## Provided records

--

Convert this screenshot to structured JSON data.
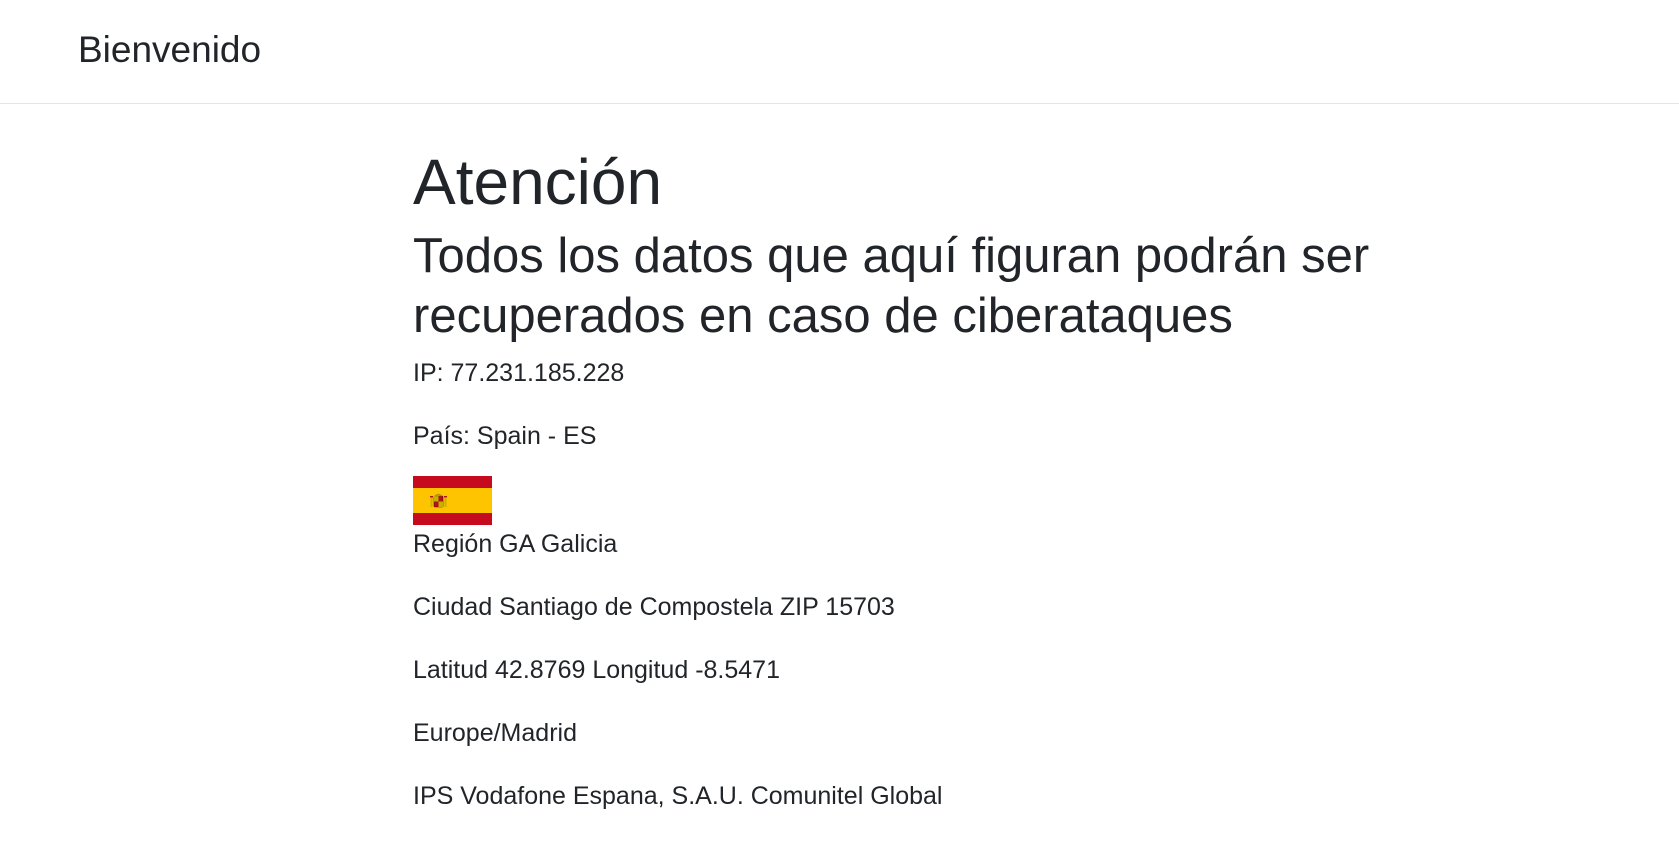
{
  "navbar": {
    "brand": "Bienvenido"
  },
  "main": {
    "title": "Atención",
    "subtitle": "Todos los datos que aquí figuran podrán ser recuperados en caso de ciberataques",
    "ip": "IP: 77.231.185.228",
    "country": "País: Spain - ES",
    "flag_icon": "spain-flag-icon",
    "region": "Región GA Galicia",
    "city": "Ciudad Santiago de Compostela ZIP 15703",
    "coordinates": "Latitud 42.8769 Longitud -8.5471",
    "timezone": "Europe/Madrid",
    "isp": "IPS Vodafone Espana, S.A.U. Comunitel Global"
  },
  "colors": {
    "text": "#212529",
    "flag_red": "#c60b1e",
    "flag_yellow": "#ffc400",
    "divider": "#e5e5e5"
  }
}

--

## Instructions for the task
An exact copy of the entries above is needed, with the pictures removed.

## Answer area
Convert this screenshot to structured JSON data.
{
  "navbar": {
    "brand": "Bienvenido"
  },
  "main": {
    "title": "Atención",
    "subtitle": "Todos los datos que aquí figuran podrán ser recuperados en caso de ciberataques",
    "ip": "IP: 77.231.185.228",
    "country": "País: Spain - ES",
    "flag_icon": "spain-flag-icon",
    "region": "Región GA Galicia",
    "city": "Ciudad Santiago de Compostela ZIP 15703",
    "coordinates": "Latitud 42.8769 Longitud -8.5471",
    "timezone": "Europe/Madrid",
    "isp": "IPS Vodafone Espana, S.A.U. Comunitel Global"
  },
  "colors": {
    "text": "#212529",
    "flag_red": "#c60b1e",
    "flag_yellow": "#ffc400",
    "divider": "#e5e5e5"
  }
}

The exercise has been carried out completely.